**Task instructions**
Nothing should be dropped or changed: copy every line of the listing.

============

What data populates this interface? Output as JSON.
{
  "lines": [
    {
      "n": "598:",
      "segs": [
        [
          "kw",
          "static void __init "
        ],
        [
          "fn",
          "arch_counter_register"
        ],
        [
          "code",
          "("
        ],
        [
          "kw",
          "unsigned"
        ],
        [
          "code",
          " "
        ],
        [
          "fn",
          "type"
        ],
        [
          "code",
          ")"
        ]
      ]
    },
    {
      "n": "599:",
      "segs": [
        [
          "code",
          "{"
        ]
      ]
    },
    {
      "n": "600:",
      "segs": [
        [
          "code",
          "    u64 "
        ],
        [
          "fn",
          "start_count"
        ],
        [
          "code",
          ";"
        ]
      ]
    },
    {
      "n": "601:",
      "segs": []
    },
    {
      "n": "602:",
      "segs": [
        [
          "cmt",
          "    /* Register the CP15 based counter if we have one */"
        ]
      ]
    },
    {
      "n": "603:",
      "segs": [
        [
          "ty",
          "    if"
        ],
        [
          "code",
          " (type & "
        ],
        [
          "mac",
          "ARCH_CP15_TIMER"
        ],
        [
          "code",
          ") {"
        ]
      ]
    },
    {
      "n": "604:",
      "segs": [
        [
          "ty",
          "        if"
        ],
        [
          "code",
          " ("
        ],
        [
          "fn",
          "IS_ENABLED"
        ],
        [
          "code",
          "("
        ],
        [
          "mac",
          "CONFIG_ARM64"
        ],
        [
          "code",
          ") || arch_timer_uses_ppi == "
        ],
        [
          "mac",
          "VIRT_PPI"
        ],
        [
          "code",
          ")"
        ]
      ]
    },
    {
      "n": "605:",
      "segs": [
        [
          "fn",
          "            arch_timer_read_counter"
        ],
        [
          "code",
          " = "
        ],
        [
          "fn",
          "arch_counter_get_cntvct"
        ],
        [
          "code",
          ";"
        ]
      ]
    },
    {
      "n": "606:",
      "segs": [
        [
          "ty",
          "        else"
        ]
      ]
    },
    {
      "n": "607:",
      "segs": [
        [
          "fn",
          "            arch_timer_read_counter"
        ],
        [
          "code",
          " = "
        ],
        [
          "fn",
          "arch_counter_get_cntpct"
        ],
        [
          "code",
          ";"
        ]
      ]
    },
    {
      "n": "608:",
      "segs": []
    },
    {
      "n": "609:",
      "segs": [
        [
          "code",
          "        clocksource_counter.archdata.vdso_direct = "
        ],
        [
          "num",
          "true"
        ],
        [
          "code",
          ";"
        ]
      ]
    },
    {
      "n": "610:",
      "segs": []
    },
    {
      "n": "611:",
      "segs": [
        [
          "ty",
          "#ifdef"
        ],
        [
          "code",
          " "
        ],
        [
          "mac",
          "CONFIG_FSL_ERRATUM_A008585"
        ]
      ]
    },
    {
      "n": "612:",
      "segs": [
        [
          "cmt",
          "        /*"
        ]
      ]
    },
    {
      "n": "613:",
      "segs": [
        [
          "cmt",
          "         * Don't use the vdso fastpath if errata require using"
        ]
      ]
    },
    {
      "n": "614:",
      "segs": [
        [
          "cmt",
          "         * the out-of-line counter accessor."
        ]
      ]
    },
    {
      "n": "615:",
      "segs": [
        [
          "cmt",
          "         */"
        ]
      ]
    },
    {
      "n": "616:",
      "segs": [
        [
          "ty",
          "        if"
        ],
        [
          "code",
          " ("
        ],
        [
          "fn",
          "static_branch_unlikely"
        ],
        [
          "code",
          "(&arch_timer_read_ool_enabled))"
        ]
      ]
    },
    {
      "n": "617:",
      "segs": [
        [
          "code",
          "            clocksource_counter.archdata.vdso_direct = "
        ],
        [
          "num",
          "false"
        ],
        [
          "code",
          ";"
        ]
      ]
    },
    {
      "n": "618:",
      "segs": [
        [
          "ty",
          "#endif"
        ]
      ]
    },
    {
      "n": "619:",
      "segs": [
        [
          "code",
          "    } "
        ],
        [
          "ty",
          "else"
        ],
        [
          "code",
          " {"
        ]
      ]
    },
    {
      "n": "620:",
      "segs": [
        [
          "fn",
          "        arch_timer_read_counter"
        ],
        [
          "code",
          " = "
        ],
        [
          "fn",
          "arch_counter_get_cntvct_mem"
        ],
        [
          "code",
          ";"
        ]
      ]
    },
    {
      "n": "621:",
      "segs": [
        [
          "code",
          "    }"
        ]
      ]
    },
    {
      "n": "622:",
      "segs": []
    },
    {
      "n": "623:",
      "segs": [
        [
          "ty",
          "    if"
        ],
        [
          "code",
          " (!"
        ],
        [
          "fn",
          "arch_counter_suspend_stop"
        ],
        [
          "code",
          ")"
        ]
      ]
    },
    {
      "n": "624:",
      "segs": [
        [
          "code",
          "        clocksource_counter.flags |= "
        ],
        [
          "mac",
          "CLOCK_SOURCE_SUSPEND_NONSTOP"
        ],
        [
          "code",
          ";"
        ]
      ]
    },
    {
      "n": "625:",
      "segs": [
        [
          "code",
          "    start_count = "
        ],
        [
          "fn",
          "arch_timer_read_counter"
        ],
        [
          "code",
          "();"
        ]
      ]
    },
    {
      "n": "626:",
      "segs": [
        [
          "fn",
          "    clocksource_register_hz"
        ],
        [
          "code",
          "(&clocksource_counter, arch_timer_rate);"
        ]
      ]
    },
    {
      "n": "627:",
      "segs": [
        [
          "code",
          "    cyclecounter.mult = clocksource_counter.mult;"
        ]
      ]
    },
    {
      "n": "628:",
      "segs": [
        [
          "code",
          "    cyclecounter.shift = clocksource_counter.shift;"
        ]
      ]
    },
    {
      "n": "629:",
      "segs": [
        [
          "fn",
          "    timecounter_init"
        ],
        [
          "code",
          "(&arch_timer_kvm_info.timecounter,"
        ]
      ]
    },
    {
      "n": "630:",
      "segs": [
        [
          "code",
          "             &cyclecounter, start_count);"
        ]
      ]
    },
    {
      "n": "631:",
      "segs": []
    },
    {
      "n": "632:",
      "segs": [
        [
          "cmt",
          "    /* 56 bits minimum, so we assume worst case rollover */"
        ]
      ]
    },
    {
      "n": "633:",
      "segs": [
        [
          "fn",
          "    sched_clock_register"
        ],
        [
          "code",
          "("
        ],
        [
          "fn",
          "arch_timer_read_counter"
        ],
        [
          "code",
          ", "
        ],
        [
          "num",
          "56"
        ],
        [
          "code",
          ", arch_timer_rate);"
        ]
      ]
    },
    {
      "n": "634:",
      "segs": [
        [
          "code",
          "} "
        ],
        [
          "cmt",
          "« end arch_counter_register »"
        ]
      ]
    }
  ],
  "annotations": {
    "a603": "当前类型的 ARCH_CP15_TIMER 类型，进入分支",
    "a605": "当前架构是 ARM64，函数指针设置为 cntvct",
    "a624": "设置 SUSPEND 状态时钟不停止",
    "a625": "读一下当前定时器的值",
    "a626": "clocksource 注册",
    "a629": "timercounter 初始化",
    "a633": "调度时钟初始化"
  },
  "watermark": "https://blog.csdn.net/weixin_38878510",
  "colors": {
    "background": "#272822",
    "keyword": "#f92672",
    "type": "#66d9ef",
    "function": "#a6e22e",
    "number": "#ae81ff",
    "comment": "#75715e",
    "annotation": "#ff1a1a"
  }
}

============

**Solution to this problem**
What data populates this interface? Output as JSON.
{
  "lines": [
    {
      "n": "598:",
      "segs": [
        [
          "kw",
          "static void __init "
        ],
        [
          "fn",
          "arch_counter_register"
        ],
        [
          "code",
          "("
        ],
        [
          "kw",
          "unsigned"
        ],
        [
          "code",
          " "
        ],
        [
          "fn",
          "type"
        ],
        [
          "code",
          ")"
        ]
      ]
    },
    {
      "n": "599:",
      "segs": [
        [
          "code",
          "{"
        ]
      ]
    },
    {
      "n": "600:",
      "segs": [
        [
          "code",
          "    u64 "
        ],
        [
          "fn",
          "start_count"
        ],
        [
          "code",
          ";"
        ]
      ]
    },
    {
      "n": "601:",
      "segs": []
    },
    {
      "n": "602:",
      "segs": [
        [
          "cmt",
          "    /* Register the CP15 based counter if we have one */"
        ]
      ]
    },
    {
      "n": "603:",
      "segs": [
        [
          "ty",
          "    if"
        ],
        [
          "code",
          " (type & "
        ],
        [
          "mac",
          "ARCH_CP15_TIMER"
        ],
        [
          "code",
          ") {"
        ]
      ]
    },
    {
      "n": "604:",
      "segs": [
        [
          "ty",
          "        if"
        ],
        [
          "code",
          " ("
        ],
        [
          "fn",
          "IS_ENABLED"
        ],
        [
          "code",
          "("
        ],
        [
          "mac",
          "CONFIG_ARM64"
        ],
        [
          "code",
          ") || arch_timer_uses_ppi == "
        ],
        [
          "mac",
          "VIRT_PPI"
        ],
        [
          "code",
          ")"
        ]
      ]
    },
    {
      "n": "605:",
      "segs": [
        [
          "fn",
          "            arch_timer_read_counter"
        ],
        [
          "code",
          " = "
        ],
        [
          "fn",
          "arch_counter_get_cntvct"
        ],
        [
          "code",
          ";"
        ]
      ]
    },
    {
      "n": "606:",
      "segs": [
        [
          "ty",
          "        else"
        ]
      ]
    },
    {
      "n": "607:",
      "segs": [
        [
          "fn",
          "            arch_timer_read_counter"
        ],
        [
          "code",
          " = "
        ],
        [
          "fn",
          "arch_counter_get_cntpct"
        ],
        [
          "code",
          ";"
        ]
      ]
    },
    {
      "n": "608:",
      "segs": []
    },
    {
      "n": "609:",
      "segs": [
        [
          "code",
          "        clocksource_counter.archdata.vdso_direct = "
        ],
        [
          "num",
          "true"
        ],
        [
          "code",
          ";"
        ]
      ]
    },
    {
      "n": "610:",
      "segs": []
    },
    {
      "n": "611:",
      "segs": [
        [
          "ty",
          "#ifdef"
        ],
        [
          "code",
          " "
        ],
        [
          "mac",
          "CONFIG_FSL_ERRATUM_A008585"
        ]
      ]
    },
    {
      "n": "612:",
      "segs": [
        [
          "cmt",
          "        /*"
        ]
      ]
    },
    {
      "n": "613:",
      "segs": [
        [
          "cmt",
          "         * Don't use the vdso fastpath if errata require using"
        ]
      ]
    },
    {
      "n": "614:",
      "segs": [
        [
          "cmt",
          "         * the out-of-line counter accessor."
        ]
      ]
    },
    {
      "n": "615:",
      "segs": [
        [
          "cmt",
          "         */"
        ]
      ]
    },
    {
      "n": "616:",
      "segs": [
        [
          "ty",
          "        if"
        ],
        [
          "code",
          " ("
        ],
        [
          "fn",
          "static_branch_unlikely"
        ],
        [
          "code",
          "(&arch_timer_read_ool_enabled))"
        ]
      ]
    },
    {
      "n": "617:",
      "segs": [
        [
          "code",
          "            clocksource_counter.archdata.vdso_direct = "
        ],
        [
          "num",
          "false"
        ],
        [
          "code",
          ";"
        ]
      ]
    },
    {
      "n": "618:",
      "segs": [
        [
          "ty",
          "#endif"
        ]
      ]
    },
    {
      "n": "619:",
      "segs": [
        [
          "code",
          "    } "
        ],
        [
          "ty",
          "else"
        ],
        [
          "code",
          " {"
        ]
      ]
    },
    {
      "n": "620:",
      "segs": [
        [
          "fn",
          "        arch_timer_read_counter"
        ],
        [
          "code",
          " = "
        ],
        [
          "fn",
          "arch_counter_get_cntvct_mem"
        ],
        [
          "code",
          ";"
        ]
      ]
    },
    {
      "n": "621:",
      "segs": [
        [
          "code",
          "    }"
        ]
      ]
    },
    {
      "n": "622:",
      "segs": []
    },
    {
      "n": "623:",
      "segs": [
        [
          "ty",
          "    if"
        ],
        [
          "code",
          " (!"
        ],
        [
          "fn",
          "arch_counter_suspend_stop"
        ],
        [
          "code",
          ")"
        ]
      ]
    },
    {
      "n": "624:",
      "segs": [
        [
          "code",
          "        clocksource_counter.flags |= "
        ],
        [
          "mac",
          "CLOCK_SOURCE_SUSPEND_NONSTOP"
        ],
        [
          "code",
          ";"
        ]
      ]
    },
    {
      "n": "625:",
      "segs": [
        [
          "code",
          "    start_count = "
        ],
        [
          "fn",
          "arch_timer_read_counter"
        ],
        [
          "code",
          "();"
        ]
      ]
    },
    {
      "n": "626:",
      "segs": [
        [
          "fn",
          "    clocksource_register_hz"
        ],
        [
          "code",
          "(&clocksource_counter, arch_timer_rate);"
        ]
      ]
    },
    {
      "n": "627:",
      "segs": [
        [
          "code",
          "    cyclecounter.mult = clocksource_counter.mult;"
        ]
      ]
    },
    {
      "n": "628:",
      "segs": [
        [
          "code",
          "    cyclecounter.shift = clocksource_counter.shift;"
        ]
      ]
    },
    {
      "n": "629:",
      "segs": [
        [
          "fn",
          "    timecounter_init"
        ],
        [
          "code",
          "(&arch_timer_kvm_info.timecounter,"
        ]
      ]
    },
    {
      "n": "630:",
      "segs": [
        [
          "code",
          "             &cyclecounter, start_count);"
        ]
      ]
    },
    {
      "n": "631:",
      "segs": []
    },
    {
      "n": "632:",
      "segs": [
        [
          "cmt",
          "    /* 56 bits minimum, so we assume worst case rollover */"
        ]
      ]
    },
    {
      "n": "633:",
      "segs": [
        [
          "fn",
          "    sched_clock_register"
        ],
        [
          "code",
          "("
        ],
        [
          "fn",
          "arch_timer_read_counter"
        ],
        [
          "code",
          ", "
        ],
        [
          "num",
          "56"
        ],
        [
          "code",
          ", arch_timer_rate);"
        ]
      ]
    },
    {
      "n": "634:",
      "segs": [
        [
          "code",
          "} "
        ],
        [
          "cmt",
          "« end arch_counter_register »"
        ]
      ]
    }
  ],
  "annotations": {
    "a603": "当前类型的 ARCH_CP15_TIMER 类型，进入分支",
    "a605": "当前架构是 ARM64，函数指针设置为 cntvct",
    "a624": "设置 SUSPEND 状态时钟不停止",
    "a625": "读一下当前定时器的值",
    "a626": "clocksource 注册",
    "a629": "timercounter 初始化",
    "a633": "调度时钟初始化"
  },
  "watermark": "https://blog.csdn.net/weixin_38878510",
  "colors": {
    "background": "#272822",
    "keyword": "#f92672",
    "type": "#66d9ef",
    "function": "#a6e22e",
    "number": "#ae81ff",
    "comment": "#75715e",
    "annotation": "#ff1a1a"
  }
}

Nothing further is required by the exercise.